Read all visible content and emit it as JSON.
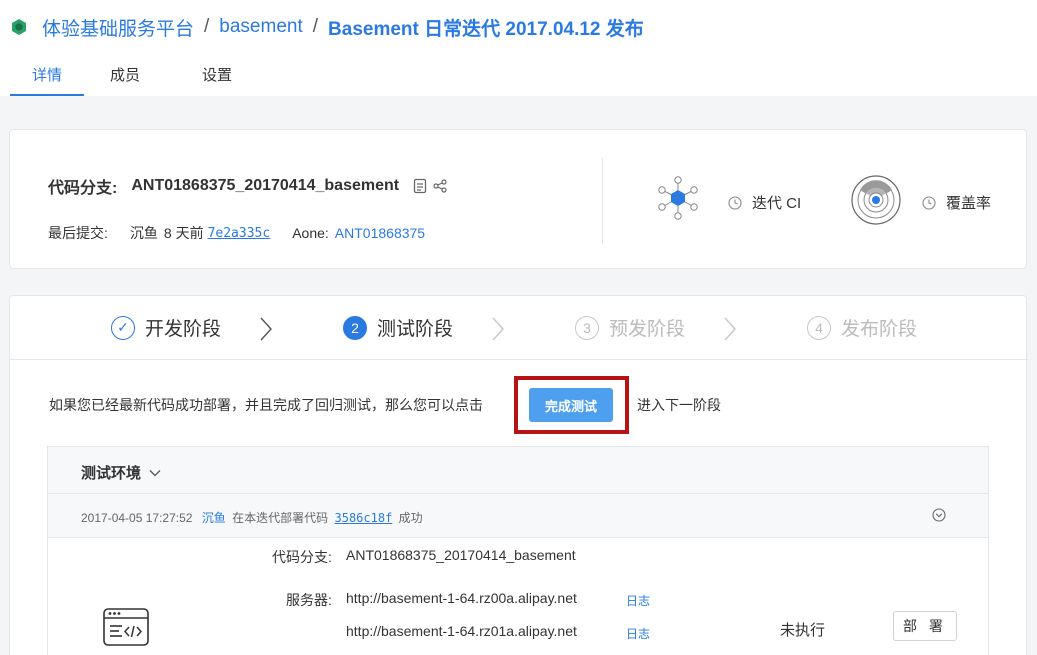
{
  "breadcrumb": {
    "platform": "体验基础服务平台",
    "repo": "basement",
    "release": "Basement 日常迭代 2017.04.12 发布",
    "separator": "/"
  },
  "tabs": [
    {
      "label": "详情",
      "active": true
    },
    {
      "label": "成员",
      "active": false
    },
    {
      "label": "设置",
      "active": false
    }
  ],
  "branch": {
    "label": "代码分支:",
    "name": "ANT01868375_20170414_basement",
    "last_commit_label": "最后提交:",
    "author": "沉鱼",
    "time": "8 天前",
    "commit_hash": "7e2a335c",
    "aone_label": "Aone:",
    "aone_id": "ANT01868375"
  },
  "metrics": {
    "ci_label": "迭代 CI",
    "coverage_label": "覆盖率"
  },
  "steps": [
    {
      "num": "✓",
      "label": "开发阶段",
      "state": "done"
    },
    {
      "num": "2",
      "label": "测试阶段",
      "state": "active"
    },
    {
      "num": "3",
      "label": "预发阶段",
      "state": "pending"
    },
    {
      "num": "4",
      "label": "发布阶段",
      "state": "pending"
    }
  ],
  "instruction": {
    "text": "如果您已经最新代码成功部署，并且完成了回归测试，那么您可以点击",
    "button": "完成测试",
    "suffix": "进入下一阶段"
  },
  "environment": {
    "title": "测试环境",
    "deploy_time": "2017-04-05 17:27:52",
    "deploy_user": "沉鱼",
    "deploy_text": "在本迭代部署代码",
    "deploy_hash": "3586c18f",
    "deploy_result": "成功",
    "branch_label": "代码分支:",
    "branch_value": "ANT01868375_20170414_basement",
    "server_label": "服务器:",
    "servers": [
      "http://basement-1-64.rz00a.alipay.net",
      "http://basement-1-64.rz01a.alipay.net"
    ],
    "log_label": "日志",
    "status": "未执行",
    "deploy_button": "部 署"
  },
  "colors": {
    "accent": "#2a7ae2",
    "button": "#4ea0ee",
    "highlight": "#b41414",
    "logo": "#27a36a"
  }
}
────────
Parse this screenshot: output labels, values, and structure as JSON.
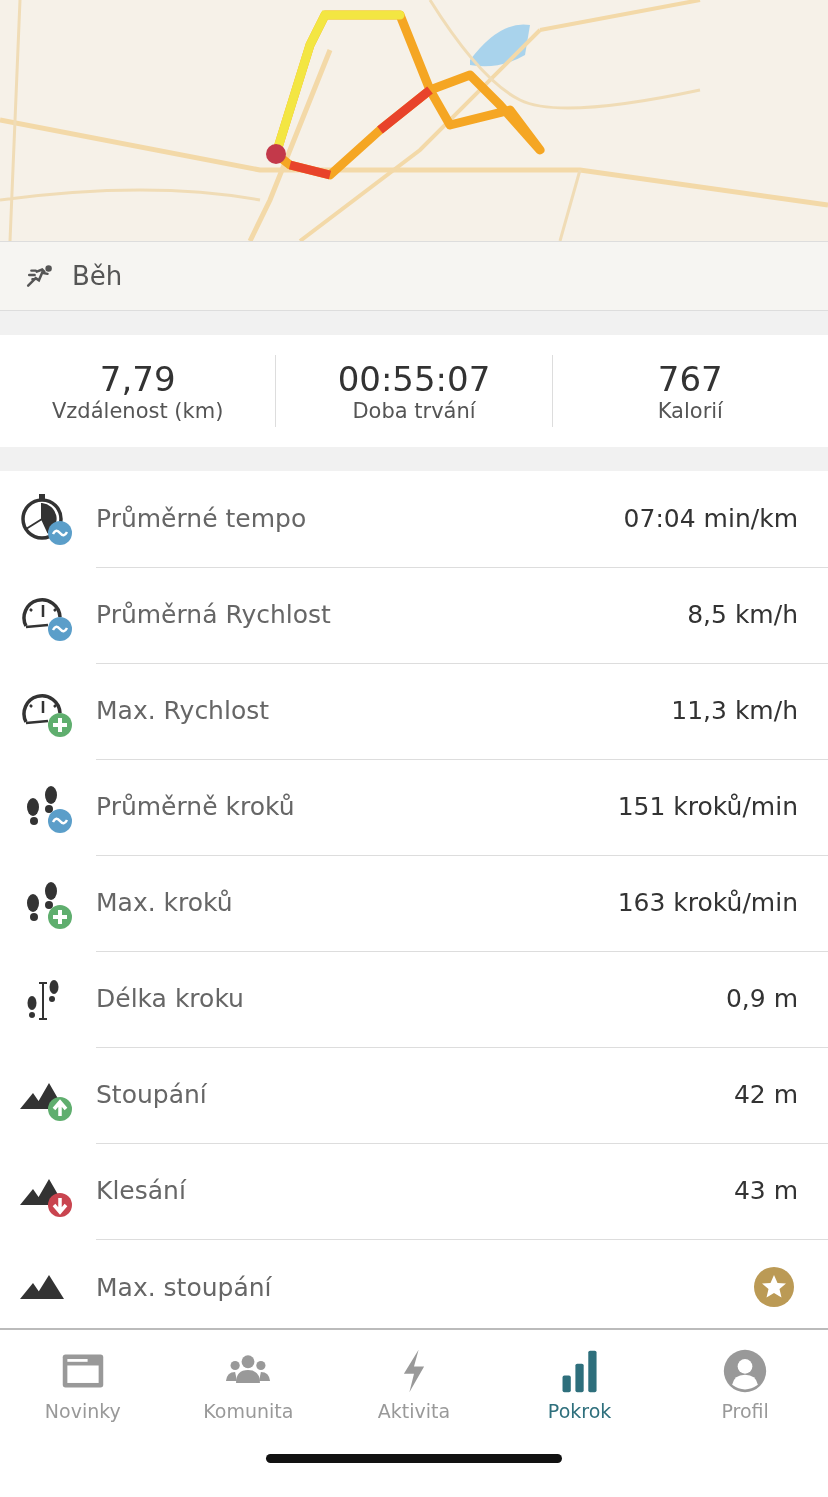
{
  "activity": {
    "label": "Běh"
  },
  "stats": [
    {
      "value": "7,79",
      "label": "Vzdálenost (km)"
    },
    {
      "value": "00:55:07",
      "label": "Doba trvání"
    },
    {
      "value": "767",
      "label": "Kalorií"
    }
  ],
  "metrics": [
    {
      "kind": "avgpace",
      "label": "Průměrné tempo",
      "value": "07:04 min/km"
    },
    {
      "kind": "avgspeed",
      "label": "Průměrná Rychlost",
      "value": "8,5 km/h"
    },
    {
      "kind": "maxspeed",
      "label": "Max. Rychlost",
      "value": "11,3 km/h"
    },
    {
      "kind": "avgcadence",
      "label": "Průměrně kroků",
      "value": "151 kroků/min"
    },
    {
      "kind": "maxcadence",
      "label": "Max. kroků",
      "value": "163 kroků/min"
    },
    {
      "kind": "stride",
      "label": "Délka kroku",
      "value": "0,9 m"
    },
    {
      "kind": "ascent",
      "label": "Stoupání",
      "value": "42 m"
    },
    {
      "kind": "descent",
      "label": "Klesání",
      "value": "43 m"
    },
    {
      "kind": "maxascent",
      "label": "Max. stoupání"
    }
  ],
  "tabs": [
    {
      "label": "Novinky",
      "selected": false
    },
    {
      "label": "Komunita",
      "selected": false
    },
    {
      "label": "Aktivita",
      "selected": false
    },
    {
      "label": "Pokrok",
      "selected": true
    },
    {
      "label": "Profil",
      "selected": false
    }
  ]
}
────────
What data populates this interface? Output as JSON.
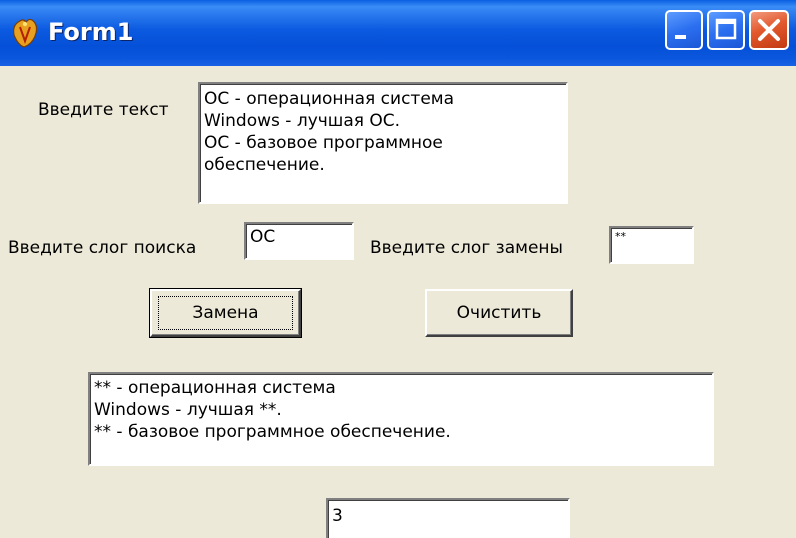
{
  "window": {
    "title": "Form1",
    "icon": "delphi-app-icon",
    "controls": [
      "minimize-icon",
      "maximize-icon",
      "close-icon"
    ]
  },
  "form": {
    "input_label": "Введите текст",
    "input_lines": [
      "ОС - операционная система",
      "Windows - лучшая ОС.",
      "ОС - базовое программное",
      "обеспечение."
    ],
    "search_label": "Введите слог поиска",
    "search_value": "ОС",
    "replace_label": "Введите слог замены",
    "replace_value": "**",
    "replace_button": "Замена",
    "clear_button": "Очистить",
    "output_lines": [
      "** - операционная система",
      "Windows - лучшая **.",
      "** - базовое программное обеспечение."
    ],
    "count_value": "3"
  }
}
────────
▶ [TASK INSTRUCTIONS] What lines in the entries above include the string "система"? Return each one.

▶ [SOLUTION FOR THIS TASK]
      "ОС - операционная система",
      "** - операционная система",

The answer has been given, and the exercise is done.